*** Opening Data section ***

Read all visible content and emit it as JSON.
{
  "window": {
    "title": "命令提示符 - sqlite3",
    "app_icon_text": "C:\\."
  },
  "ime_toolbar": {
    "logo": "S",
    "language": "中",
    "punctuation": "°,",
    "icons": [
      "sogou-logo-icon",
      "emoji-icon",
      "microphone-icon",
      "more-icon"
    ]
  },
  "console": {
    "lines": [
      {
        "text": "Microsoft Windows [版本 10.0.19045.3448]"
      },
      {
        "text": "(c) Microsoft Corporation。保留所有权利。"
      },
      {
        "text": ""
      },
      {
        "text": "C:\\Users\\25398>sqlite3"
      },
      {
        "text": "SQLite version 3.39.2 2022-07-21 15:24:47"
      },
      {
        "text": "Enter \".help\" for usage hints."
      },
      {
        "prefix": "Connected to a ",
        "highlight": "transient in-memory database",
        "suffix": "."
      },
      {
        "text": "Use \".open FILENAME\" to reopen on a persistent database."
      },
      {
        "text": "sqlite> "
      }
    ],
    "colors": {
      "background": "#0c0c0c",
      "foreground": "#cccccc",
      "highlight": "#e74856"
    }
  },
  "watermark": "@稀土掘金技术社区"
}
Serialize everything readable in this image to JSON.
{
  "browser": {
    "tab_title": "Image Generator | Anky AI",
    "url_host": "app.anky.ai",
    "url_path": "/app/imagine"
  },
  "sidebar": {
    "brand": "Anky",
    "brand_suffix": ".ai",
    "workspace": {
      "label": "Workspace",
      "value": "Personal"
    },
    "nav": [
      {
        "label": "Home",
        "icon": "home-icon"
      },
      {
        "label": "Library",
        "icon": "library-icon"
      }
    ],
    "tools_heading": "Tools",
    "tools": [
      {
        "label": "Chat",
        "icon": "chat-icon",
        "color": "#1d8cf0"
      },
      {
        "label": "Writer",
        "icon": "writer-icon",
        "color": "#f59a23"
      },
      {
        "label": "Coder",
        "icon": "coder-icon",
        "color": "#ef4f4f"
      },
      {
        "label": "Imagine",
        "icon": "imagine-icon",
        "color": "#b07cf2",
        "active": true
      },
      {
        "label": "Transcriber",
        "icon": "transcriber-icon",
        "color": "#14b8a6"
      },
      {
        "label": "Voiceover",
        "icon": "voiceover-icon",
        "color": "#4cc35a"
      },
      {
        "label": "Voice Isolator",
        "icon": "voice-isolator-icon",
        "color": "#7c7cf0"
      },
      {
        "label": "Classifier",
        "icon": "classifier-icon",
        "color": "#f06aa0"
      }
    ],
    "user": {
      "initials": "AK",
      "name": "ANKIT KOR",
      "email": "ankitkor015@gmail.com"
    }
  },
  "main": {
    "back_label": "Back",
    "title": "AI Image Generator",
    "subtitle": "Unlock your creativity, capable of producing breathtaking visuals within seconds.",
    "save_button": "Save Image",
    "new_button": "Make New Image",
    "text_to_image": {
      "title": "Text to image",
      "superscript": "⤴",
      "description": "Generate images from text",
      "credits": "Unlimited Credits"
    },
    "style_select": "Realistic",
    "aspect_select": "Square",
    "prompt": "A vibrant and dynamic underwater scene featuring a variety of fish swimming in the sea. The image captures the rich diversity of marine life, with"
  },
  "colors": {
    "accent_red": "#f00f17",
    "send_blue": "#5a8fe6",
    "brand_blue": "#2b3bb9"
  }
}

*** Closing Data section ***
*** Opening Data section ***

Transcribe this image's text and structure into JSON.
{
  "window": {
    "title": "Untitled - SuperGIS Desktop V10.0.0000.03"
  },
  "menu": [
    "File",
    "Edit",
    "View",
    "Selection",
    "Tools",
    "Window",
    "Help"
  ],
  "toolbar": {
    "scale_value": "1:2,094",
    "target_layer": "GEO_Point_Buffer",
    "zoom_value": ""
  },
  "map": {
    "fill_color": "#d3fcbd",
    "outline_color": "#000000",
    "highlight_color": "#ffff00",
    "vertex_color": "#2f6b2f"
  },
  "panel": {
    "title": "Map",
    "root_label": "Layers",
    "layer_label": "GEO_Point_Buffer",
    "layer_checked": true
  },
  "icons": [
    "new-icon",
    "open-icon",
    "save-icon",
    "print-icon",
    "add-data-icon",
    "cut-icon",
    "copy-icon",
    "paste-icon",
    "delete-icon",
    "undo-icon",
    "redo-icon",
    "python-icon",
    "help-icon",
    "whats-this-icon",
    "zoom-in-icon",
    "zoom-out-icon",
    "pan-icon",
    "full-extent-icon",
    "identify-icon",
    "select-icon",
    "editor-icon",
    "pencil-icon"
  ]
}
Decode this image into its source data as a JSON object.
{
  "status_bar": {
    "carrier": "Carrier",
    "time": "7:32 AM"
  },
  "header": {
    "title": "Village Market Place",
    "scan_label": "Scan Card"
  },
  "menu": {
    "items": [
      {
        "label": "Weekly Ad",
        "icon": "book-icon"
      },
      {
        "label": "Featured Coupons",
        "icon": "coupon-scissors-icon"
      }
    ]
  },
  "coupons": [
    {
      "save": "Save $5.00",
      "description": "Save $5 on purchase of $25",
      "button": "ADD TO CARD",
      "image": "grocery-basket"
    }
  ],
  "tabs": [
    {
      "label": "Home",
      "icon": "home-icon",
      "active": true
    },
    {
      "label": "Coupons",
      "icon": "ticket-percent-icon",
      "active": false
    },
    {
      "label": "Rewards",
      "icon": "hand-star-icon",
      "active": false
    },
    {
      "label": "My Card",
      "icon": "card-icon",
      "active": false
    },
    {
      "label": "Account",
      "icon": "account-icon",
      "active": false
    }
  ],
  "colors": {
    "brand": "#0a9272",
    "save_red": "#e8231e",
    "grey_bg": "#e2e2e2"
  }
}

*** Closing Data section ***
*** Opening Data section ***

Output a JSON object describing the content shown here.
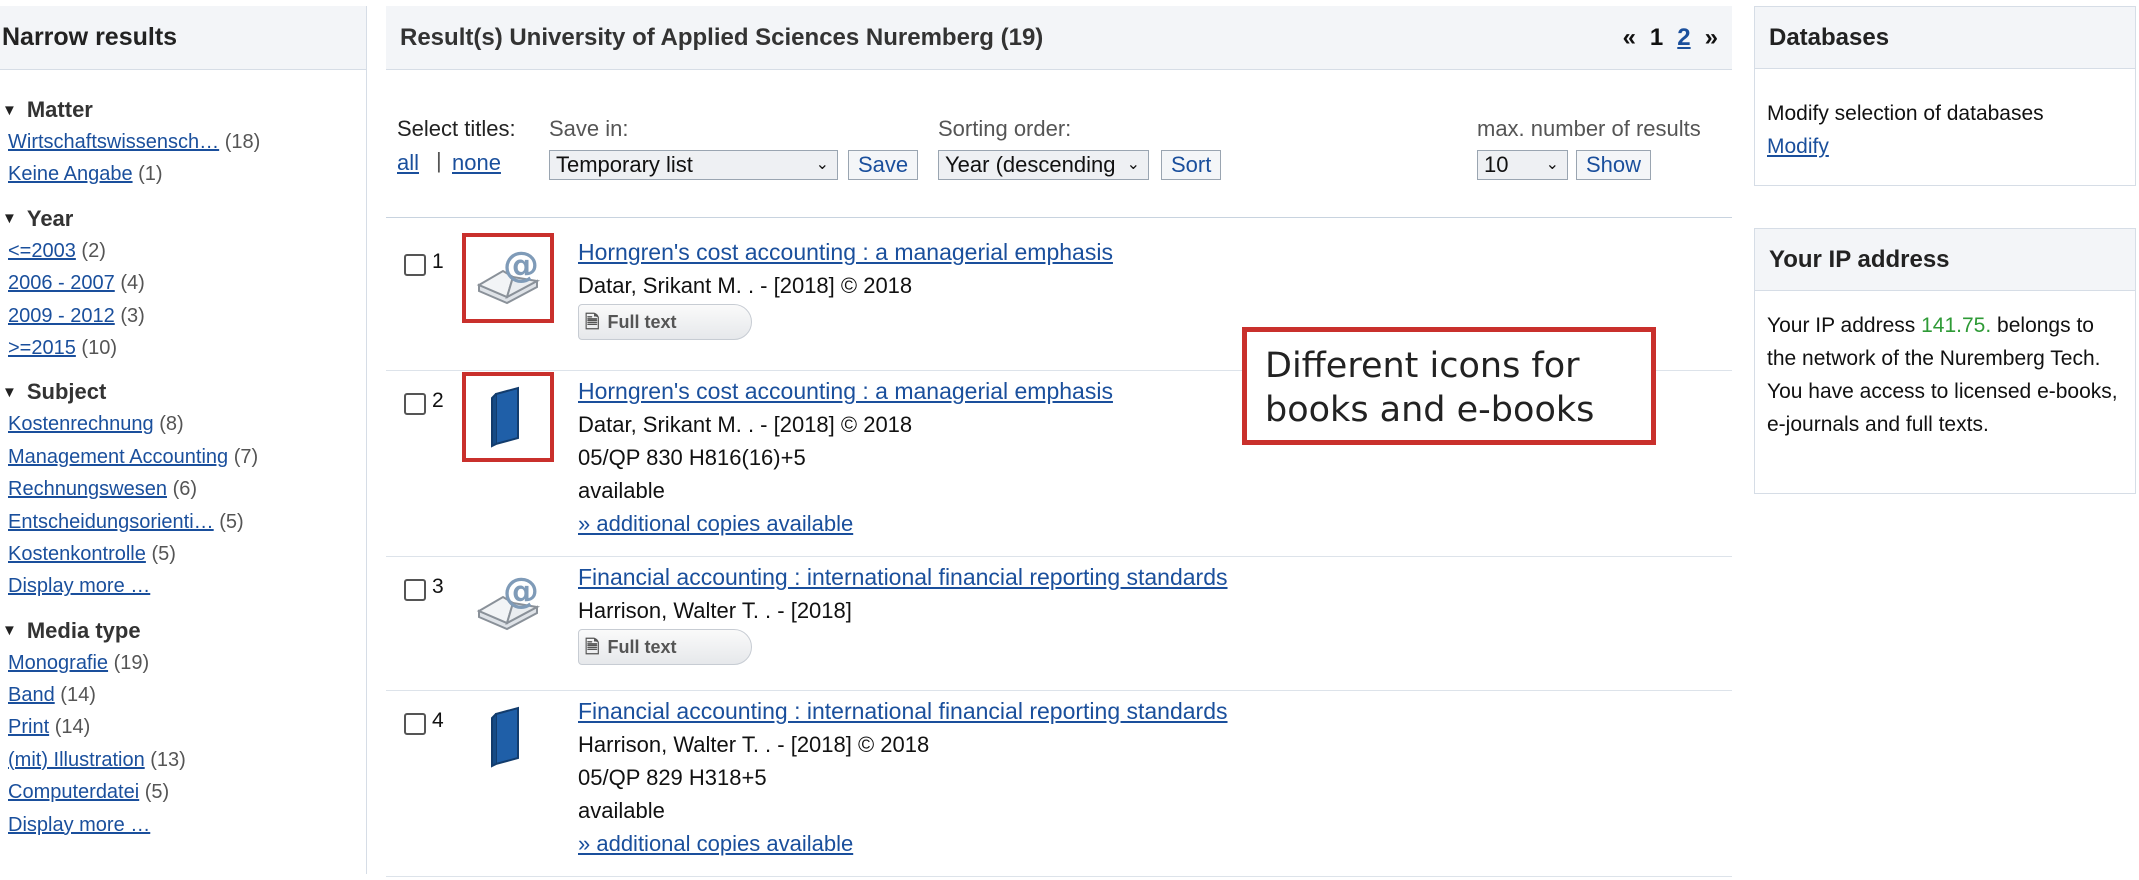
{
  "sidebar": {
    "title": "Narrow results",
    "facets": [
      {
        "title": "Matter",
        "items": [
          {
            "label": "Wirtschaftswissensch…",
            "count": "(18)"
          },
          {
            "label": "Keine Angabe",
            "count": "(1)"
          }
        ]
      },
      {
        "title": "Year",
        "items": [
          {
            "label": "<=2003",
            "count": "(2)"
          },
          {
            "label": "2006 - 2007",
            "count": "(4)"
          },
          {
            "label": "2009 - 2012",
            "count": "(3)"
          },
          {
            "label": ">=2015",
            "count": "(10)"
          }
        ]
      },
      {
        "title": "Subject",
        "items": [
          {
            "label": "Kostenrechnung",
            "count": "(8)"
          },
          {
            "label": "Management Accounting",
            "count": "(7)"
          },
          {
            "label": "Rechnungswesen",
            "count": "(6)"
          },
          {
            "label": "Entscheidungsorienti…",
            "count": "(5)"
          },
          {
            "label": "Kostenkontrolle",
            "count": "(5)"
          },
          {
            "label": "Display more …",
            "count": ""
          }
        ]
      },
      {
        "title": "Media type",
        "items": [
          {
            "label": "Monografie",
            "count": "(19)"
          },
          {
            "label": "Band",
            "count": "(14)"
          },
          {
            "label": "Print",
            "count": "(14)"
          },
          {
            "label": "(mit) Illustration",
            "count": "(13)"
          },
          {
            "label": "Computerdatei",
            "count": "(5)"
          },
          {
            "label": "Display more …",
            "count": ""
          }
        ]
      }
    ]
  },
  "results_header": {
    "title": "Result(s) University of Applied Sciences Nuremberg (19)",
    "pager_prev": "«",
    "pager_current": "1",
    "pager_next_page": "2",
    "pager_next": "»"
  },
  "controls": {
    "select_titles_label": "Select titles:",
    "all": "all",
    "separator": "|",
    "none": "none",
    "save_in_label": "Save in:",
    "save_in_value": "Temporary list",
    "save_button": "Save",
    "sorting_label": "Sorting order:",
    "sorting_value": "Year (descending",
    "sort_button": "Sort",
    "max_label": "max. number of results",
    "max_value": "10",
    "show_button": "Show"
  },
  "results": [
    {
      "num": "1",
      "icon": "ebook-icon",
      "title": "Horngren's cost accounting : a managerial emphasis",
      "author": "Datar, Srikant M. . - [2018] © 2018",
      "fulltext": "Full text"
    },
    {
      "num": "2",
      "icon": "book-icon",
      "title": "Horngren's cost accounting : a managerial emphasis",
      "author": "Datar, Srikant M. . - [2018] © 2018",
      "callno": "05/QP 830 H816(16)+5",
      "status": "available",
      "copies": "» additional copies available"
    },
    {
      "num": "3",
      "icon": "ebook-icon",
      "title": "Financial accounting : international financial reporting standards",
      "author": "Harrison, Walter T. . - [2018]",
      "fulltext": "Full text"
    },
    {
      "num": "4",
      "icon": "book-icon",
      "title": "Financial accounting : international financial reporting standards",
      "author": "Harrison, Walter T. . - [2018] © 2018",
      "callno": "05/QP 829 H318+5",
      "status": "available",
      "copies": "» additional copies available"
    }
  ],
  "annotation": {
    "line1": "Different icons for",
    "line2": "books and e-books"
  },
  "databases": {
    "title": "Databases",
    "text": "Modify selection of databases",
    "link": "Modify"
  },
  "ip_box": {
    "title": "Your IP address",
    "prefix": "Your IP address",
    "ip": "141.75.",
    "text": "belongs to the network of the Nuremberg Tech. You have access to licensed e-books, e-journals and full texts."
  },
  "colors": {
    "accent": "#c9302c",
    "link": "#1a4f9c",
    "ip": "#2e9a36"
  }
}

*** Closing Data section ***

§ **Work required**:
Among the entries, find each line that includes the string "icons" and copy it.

§ **The answer**:
    "icons": [
  "icons": [
    "line1": "Different icons for",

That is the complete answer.